═════ Data shown ═════
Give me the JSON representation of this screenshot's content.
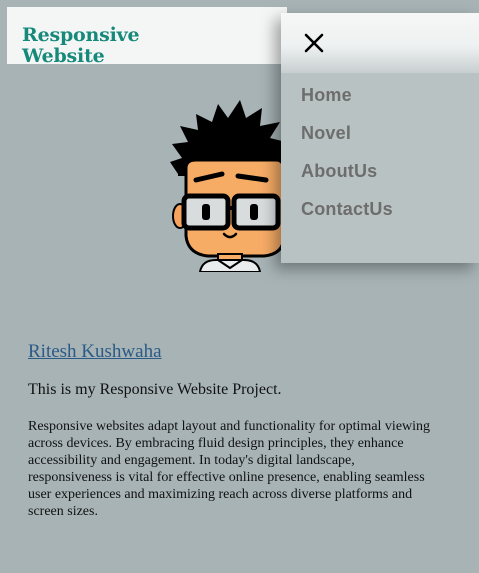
{
  "header": {
    "logo_line1": "Responsive",
    "logo_line2": "Website"
  },
  "menu": {
    "close_icon": "close-icon",
    "items": [
      {
        "label": "Home"
      },
      {
        "label": "Novel"
      },
      {
        "label": "AboutUs"
      },
      {
        "label": "ContactUs"
      }
    ]
  },
  "content": {
    "author_link": "Ritesh Kushwaha",
    "tagline": "This is my Responsive Website Project.",
    "description": "Responsive websites adapt layout and functionality for optimal viewing across devices. By embracing fluid design principles, they enhance accessibility and engagement. In today's digital landscape, responsiveness is vital for effective online presence, enabling seamless user experiences and maximizing reach across diverse platforms and screen sizes."
  },
  "colors": {
    "page_background": "#a7b3b5",
    "logo": "#16897a",
    "link": "#2b5a86",
    "menu_background": "#b9c2c3",
    "menu_text": "#6d6d6d"
  }
}
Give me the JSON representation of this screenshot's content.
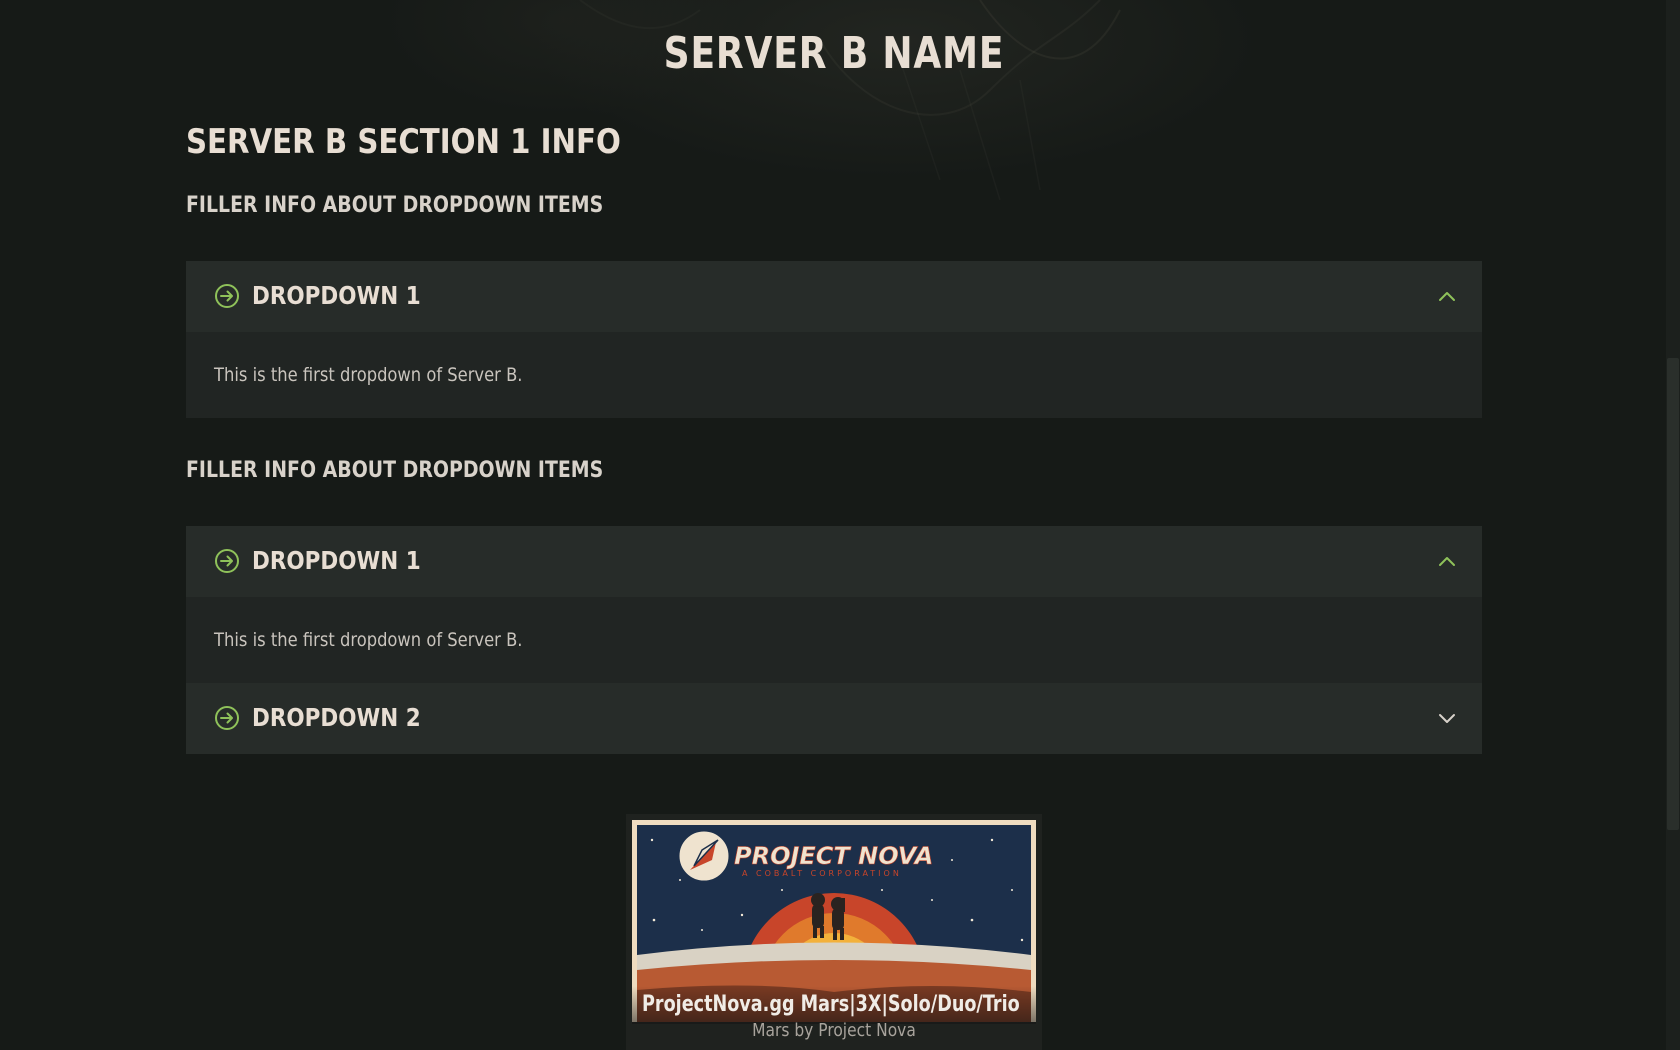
{
  "page": {
    "title": "SERVER B NAME"
  },
  "section": {
    "title": "SERVER B SECTION 1 INFO"
  },
  "groups": [
    {
      "filler": "FILLER INFO ABOUT DROPDOWN ITEMS",
      "dropdowns": [
        {
          "label": "DROPDOWN 1",
          "expanded": true,
          "body": "This is the first dropdown of Server B."
        }
      ]
    },
    {
      "filler": "FILLER INFO ABOUT DROPDOWN ITEMS",
      "dropdowns": [
        {
          "label": "DROPDOWN 1",
          "expanded": true,
          "body": "This is the first dropdown of Server B."
        },
        {
          "label": "DROPDOWN 2",
          "expanded": false
        }
      ]
    }
  ],
  "server_card": {
    "banner_brand": "PROJECT NOVA",
    "banner_tagline": "A COBALT CORPORATION",
    "name": "ProjectNova.gg Mars|3X|Solo/Duo/Trio",
    "subtitle": "Mars by Project Nova"
  },
  "colors": {
    "background": "#161a17",
    "panel": "#272c29",
    "panel_body": "#212523",
    "accent_green": "#8fc25a",
    "text_primary": "#e8ded3"
  },
  "icons": {
    "dropdown_icon": "arrow-circle-right-icon",
    "expanded_chevron": "chevron-up-icon",
    "collapsed_chevron": "chevron-down-icon"
  }
}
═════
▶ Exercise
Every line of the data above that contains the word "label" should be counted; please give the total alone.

▶ Problem solution
7